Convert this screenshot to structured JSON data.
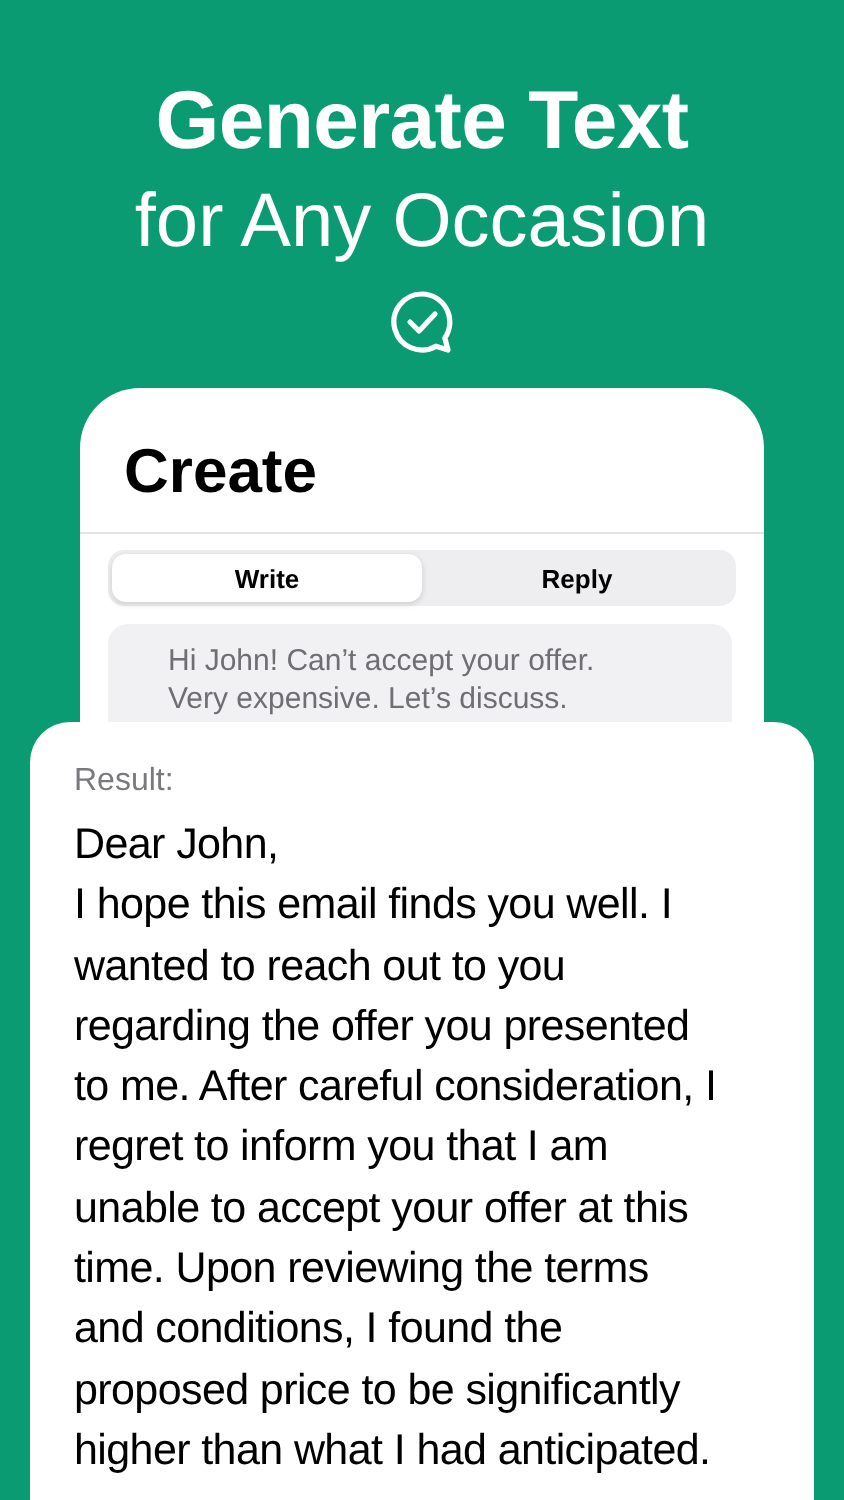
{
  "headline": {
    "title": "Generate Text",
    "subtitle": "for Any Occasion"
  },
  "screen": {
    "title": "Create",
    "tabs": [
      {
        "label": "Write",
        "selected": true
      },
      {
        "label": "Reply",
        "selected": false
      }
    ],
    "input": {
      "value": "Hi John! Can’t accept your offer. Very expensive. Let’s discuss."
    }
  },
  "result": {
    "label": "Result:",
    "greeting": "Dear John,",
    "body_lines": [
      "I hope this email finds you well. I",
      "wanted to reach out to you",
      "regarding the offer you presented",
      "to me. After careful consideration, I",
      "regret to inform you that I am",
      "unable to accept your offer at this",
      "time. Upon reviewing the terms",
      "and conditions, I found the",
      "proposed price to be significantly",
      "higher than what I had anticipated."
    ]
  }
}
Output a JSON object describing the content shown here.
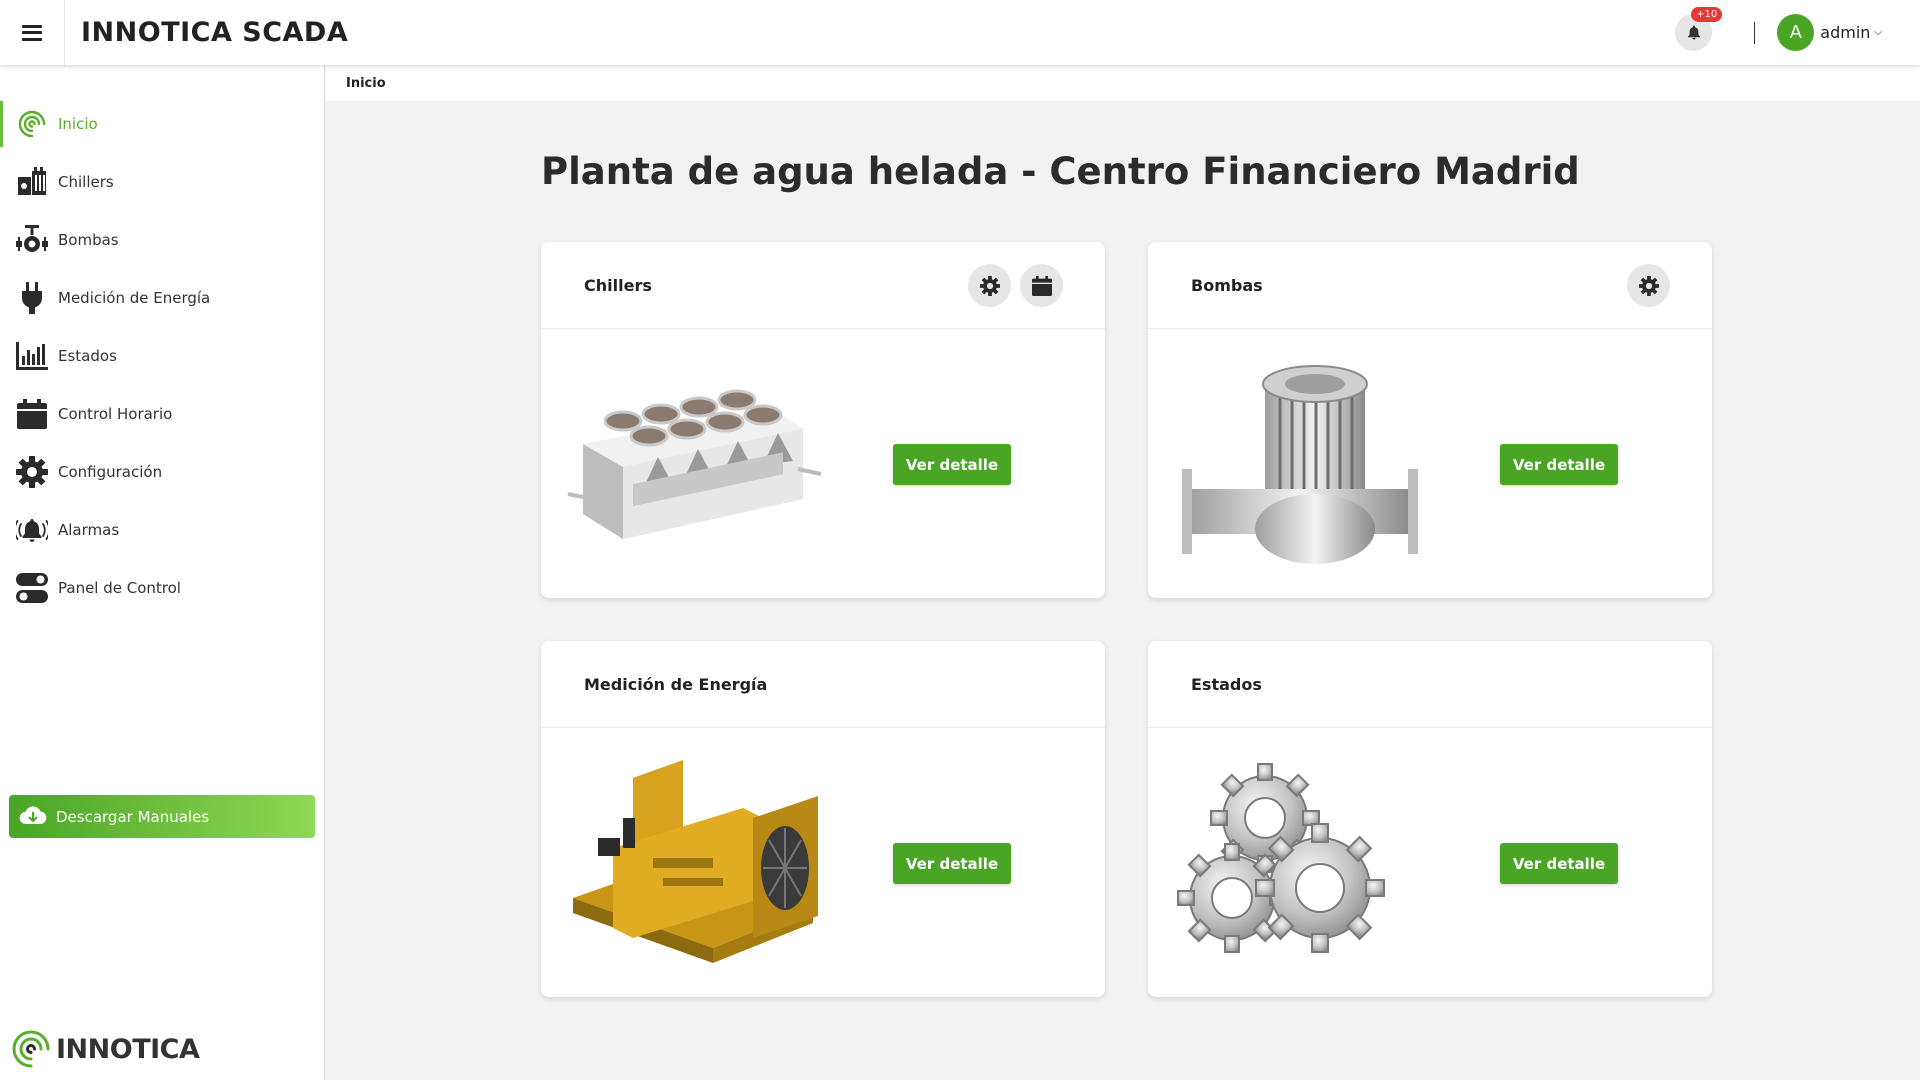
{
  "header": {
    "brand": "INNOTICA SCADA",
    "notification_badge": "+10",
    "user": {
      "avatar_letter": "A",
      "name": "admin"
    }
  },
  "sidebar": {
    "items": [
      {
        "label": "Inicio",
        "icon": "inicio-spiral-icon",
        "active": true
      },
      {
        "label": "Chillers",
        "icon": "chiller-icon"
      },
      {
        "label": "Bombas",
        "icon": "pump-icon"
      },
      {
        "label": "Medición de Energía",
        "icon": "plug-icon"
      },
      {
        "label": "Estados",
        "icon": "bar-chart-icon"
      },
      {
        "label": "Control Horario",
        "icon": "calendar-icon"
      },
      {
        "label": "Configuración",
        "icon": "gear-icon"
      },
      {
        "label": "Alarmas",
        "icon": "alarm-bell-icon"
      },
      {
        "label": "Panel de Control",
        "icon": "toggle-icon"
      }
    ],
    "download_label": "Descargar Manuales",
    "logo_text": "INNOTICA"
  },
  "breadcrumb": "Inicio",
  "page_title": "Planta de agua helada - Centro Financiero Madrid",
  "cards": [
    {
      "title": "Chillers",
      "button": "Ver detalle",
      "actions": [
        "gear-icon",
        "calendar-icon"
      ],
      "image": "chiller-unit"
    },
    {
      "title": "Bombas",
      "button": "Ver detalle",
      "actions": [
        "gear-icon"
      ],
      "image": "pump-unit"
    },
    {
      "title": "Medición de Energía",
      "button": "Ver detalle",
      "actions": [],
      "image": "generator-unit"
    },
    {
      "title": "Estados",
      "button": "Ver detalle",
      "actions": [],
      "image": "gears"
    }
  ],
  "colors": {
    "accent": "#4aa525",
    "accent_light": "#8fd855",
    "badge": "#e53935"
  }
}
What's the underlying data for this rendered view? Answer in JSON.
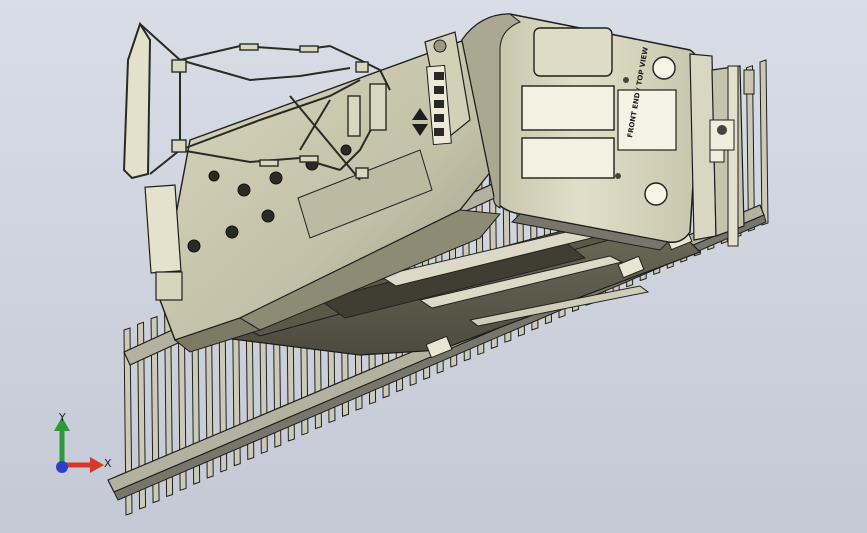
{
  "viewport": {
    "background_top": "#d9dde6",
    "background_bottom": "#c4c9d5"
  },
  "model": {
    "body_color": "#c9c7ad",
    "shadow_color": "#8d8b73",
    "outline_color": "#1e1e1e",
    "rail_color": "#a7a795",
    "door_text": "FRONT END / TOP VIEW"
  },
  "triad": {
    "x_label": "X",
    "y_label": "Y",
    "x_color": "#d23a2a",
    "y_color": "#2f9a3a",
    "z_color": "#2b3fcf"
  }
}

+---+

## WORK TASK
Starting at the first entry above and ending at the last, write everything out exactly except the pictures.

## EXERCISE OUTPUT
Convert this screenshot to structured JSON data.
{
  "headline": {
    "title": "Generate Text",
    "subtitle": "for Any Occasion"
  },
  "screen": {
    "title": "Create",
    "tabs": [
      {
        "label": "Write",
        "selected": true
      },
      {
        "label": "Reply",
        "selected": false
      }
    ],
    "input": {
      "value": "Hi John! Can’t accept your offer. Very expensive. Let’s discuss."
    }
  },
  "result": {
    "label": "Result:",
    "greeting": "Dear John,",
    "body_lines": [
      "I hope this email finds you well. I",
      "wanted to reach out to you",
      "regarding the offer you presented",
      "to me. After careful consideration, I",
      "regret to inform you that I am",
      "unable to accept your offer at this",
      "time. Upon reviewing the terms",
      "and conditions, I found the",
      "proposed price to be significantly",
      "higher than what I had anticipated."
    ]
  }
}
Output a JSON object describing the content shown here.
{
  "header": {
    "brand": "INNOTICA SCADA",
    "notification_badge": "+10",
    "user": {
      "avatar_letter": "A",
      "name": "admin"
    }
  },
  "sidebar": {
    "items": [
      {
        "label": "Inicio",
        "icon": "inicio-spiral-icon",
        "active": true
      },
      {
        "label": "Chillers",
        "icon": "chiller-icon"
      },
      {
        "label": "Bombas",
        "icon": "pump-icon"
      },
      {
        "label": "Medición de Energía",
        "icon": "plug-icon"
      },
      {
        "label": "Estados",
        "icon": "bar-chart-icon"
      },
      {
        "label": "Control Horario",
        "icon": "calendar-icon"
      },
      {
        "label": "Configuración",
        "icon": "gear-icon"
      },
      {
        "label": "Alarmas",
        "icon": "alarm-bell-icon"
      },
      {
        "label": "Panel de Control",
        "icon": "toggle-icon"
      }
    ],
    "download_label": "Descargar Manuales",
    "logo_text": "INNOTICA"
  },
  "breadcrumb": "Inicio",
  "page_title": "Planta de agua helada - Centro Financiero Madrid",
  "cards": [
    {
      "title": "Chillers",
      "button": "Ver detalle",
      "actions": [
        "gear-icon",
        "calendar-icon"
      ],
      "image": "chiller-unit"
    },
    {
      "title": "Bombas",
      "button": "Ver detalle",
      "actions": [
        "gear-icon"
      ],
      "image": "pump-unit"
    },
    {
      "title": "Medición de Energía",
      "button": "Ver detalle",
      "actions": [],
      "image": "generator-unit"
    },
    {
      "title": "Estados",
      "button": "Ver detalle",
      "actions": [],
      "image": "gears"
    }
  ],
  "colors": {
    "accent": "#4aa525",
    "accent_light": "#8fd855",
    "badge": "#e53935"
  }
}
What's the underlying data for this rendered view? Answer in JSON.
{
  "viewport": {
    "background_top": "#d9dde6",
    "background_bottom": "#c4c9d5"
  },
  "model": {
    "body_color": "#c9c7ad",
    "shadow_color": "#8d8b73",
    "outline_color": "#1e1e1e",
    "rail_color": "#a7a795",
    "door_text": "FRONT END / TOP VIEW"
  },
  "triad": {
    "x_label": "X",
    "y_label": "Y",
    "x_color": "#d23a2a",
    "y_color": "#2f9a3a",
    "z_color": "#2b3fcf"
  }
}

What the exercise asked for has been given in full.